Friends and acquaintances handed down the nickname to the Travaglini brothers, somewhat to the distress of their father, Nazzareno. He, too, had been called 'Squash' N it is not certain why N and he never liked it.
'He didn't go with it at all,' Dispatcher Travaglini recalled. 'He always said he was christened with a right name and he wanted it used.' His father even made Louis take the name 'Squash' off the back of an athletic jacket he'd once acquired.
'I don't mind it,' the son said of the nickname. 'A lot of people wouldn't know me by Louis.'
Besides his brother, Aldo of Goldens Bridge, N.Y., Mr. Travaglini is survived several nieces, nephews, grandnieces and grandnephews.

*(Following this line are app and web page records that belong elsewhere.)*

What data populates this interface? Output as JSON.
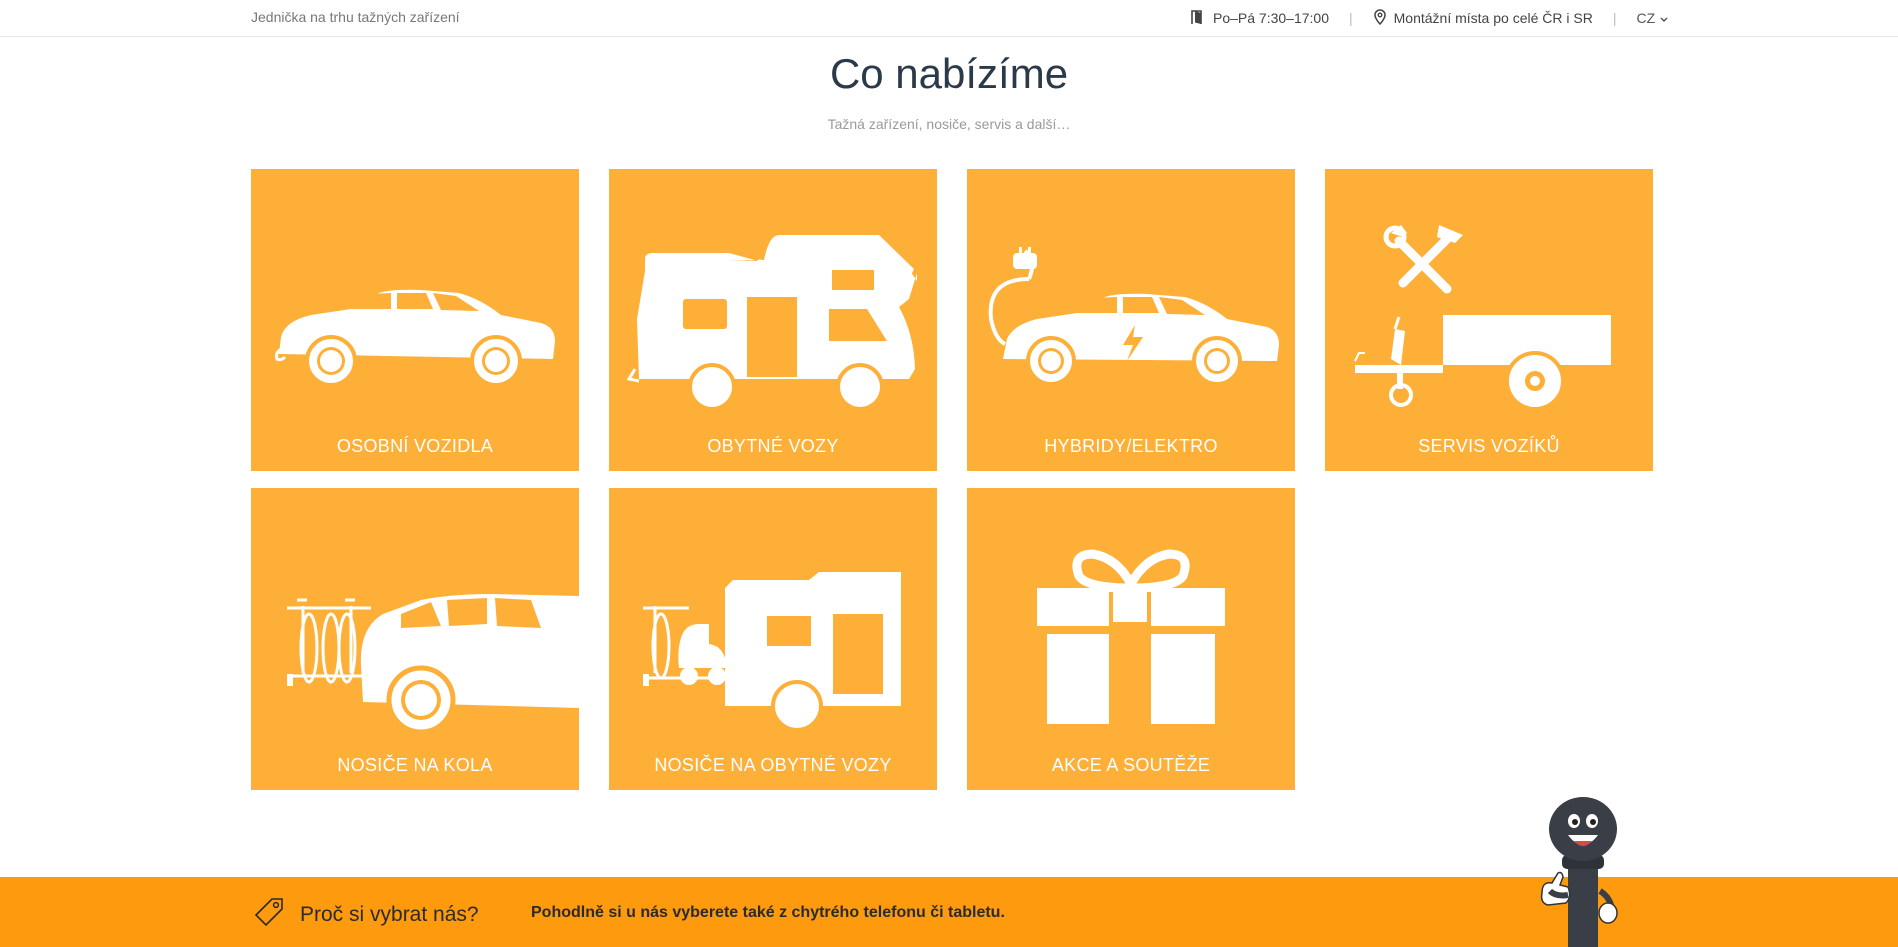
{
  "topbar": {
    "tagline": "Jednička na trhu tažných zařízení",
    "hours": "Po–Pá 7:30–17:00",
    "locations": "Montážní místa po celé ČR i SR",
    "language": "CZ"
  },
  "section": {
    "title": "Co nabízíme",
    "subtitle": "Tažná zařízení, nosiče, servis a další…"
  },
  "tiles": [
    {
      "label": "OSOBNÍ VOZIDLA",
      "icon": "car-icon"
    },
    {
      "label": "OBYTNÉ VOZY",
      "icon": "motorhome-icon"
    },
    {
      "label": "HYBRIDY/ELEKTRO",
      "icon": "electric-car-icon"
    },
    {
      "label": "SERVIS VOZÍKŮ",
      "icon": "trailer-service-icon"
    },
    {
      "label": "NOSIČE NA KOLA",
      "icon": "bike-carrier-icon"
    },
    {
      "label": "NOSIČE NA OBYTNÉ VOZY",
      "icon": "motorhome-carrier-icon"
    },
    {
      "label": "AKCE A SOUTĚŽE",
      "icon": "gift-icon"
    }
  ],
  "band": {
    "why_label": "Proč si vybrat nás?",
    "note": "Pohodlně si u nás vyberete také z chytrého telefonu či tabletu."
  },
  "colors": {
    "tile": "#fdaf38",
    "band": "#fd9a0e",
    "heading": "#2b3a4a"
  }
}
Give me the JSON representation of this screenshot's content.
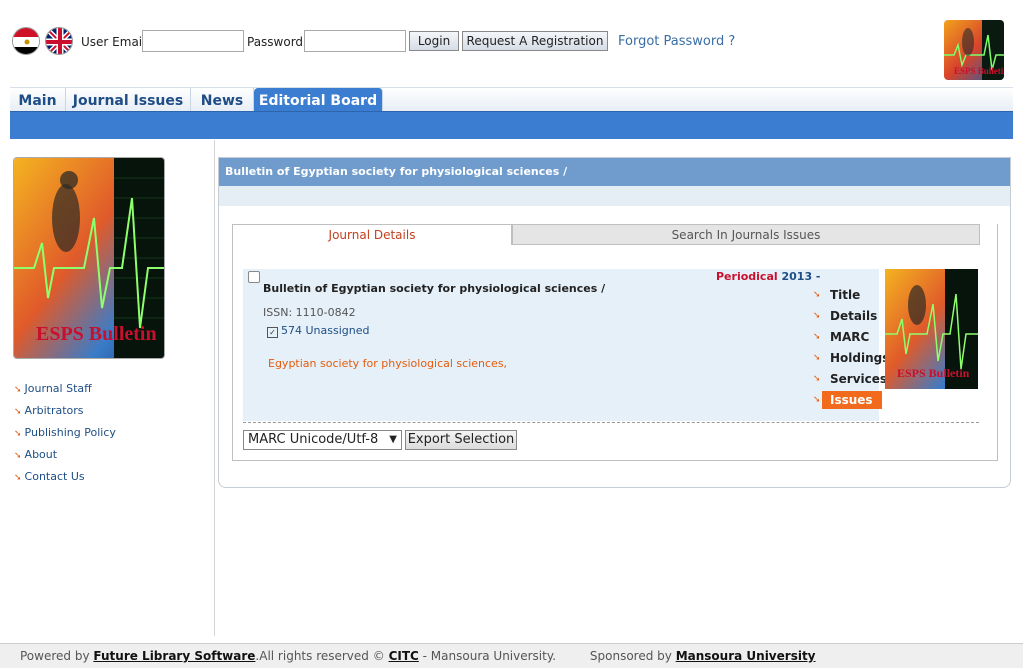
{
  "top": {
    "flag_eg": "egypt-flag",
    "flag_uk": "uk-flag",
    "email_label": "User Email :",
    "email_value": "",
    "password_label": "Password :",
    "password_value": "",
    "login_label": "Login",
    "register_label": "Request A Registration",
    "forgot_label": "Forgot Password ?"
  },
  "nav": {
    "tabs": [
      {
        "label": "Main"
      },
      {
        "label": "Journal Issues"
      },
      {
        "label": "News"
      },
      {
        "label": "Editorial Board"
      }
    ]
  },
  "sidebar": {
    "logo_text": "ESPS Bulletin",
    "items": [
      {
        "label": "Journal Staff"
      },
      {
        "label": "Arbitrators"
      },
      {
        "label": "Publishing Policy"
      },
      {
        "label": "About"
      },
      {
        "label": "Contact Us"
      }
    ]
  },
  "main": {
    "heading": "Bulletin of Egyptian society for physiological sciences /",
    "tabs": [
      {
        "label": "Journal Details"
      },
      {
        "label": "Search In Journals Issues"
      }
    ],
    "record": {
      "title": "Bulletin of Egyptian society for physiological sciences /",
      "issn": "ISSN: 1110-0842",
      "classification": "574 Unassigned",
      "author": "Egyptian society for physiological sciences,",
      "type": "Periodical",
      "year": "2013 -"
    },
    "menu": [
      {
        "label": "Title"
      },
      {
        "label": "Details"
      },
      {
        "label": "MARC"
      },
      {
        "label": "Holdings"
      },
      {
        "label": "Services"
      },
      {
        "label": "Issues"
      }
    ],
    "export_format": "MARC Unicode/Utf-8",
    "export_label": "Export Selection"
  },
  "footer": {
    "powered_prefix": "Powered by",
    "software": "Future Library Software",
    "rights": ".All rights reserved ©",
    "citc": "CITC",
    "mansoura": "- Mansoura University.",
    "sponsored_prefix": "Sponsored by",
    "sponsor": "Mansoura University"
  },
  "colors": {
    "accent": "#3b7dd1",
    "link": "#1e4e85",
    "orange": "#f26b1d"
  }
}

Four sisters N Josephine Serfilippi, Leanna Santini, Franca Falcinelli and Theresa Rinciotti N and a brother, Eugene Travaglini, died before him.
A Mass of Christian Burial was celebrated on Monday in St. Mary's Church,
Burial was in St. Mary's Cemetery.
Contributions in his memory may be made to the Ridgefield Fire Department Ambulance Fund, 6 Catoonah Street or to the Visiting Nurse Association, 90 East Ridge, Ridgefield 06877.
The Kane Funeral Home was in charge of arrangements.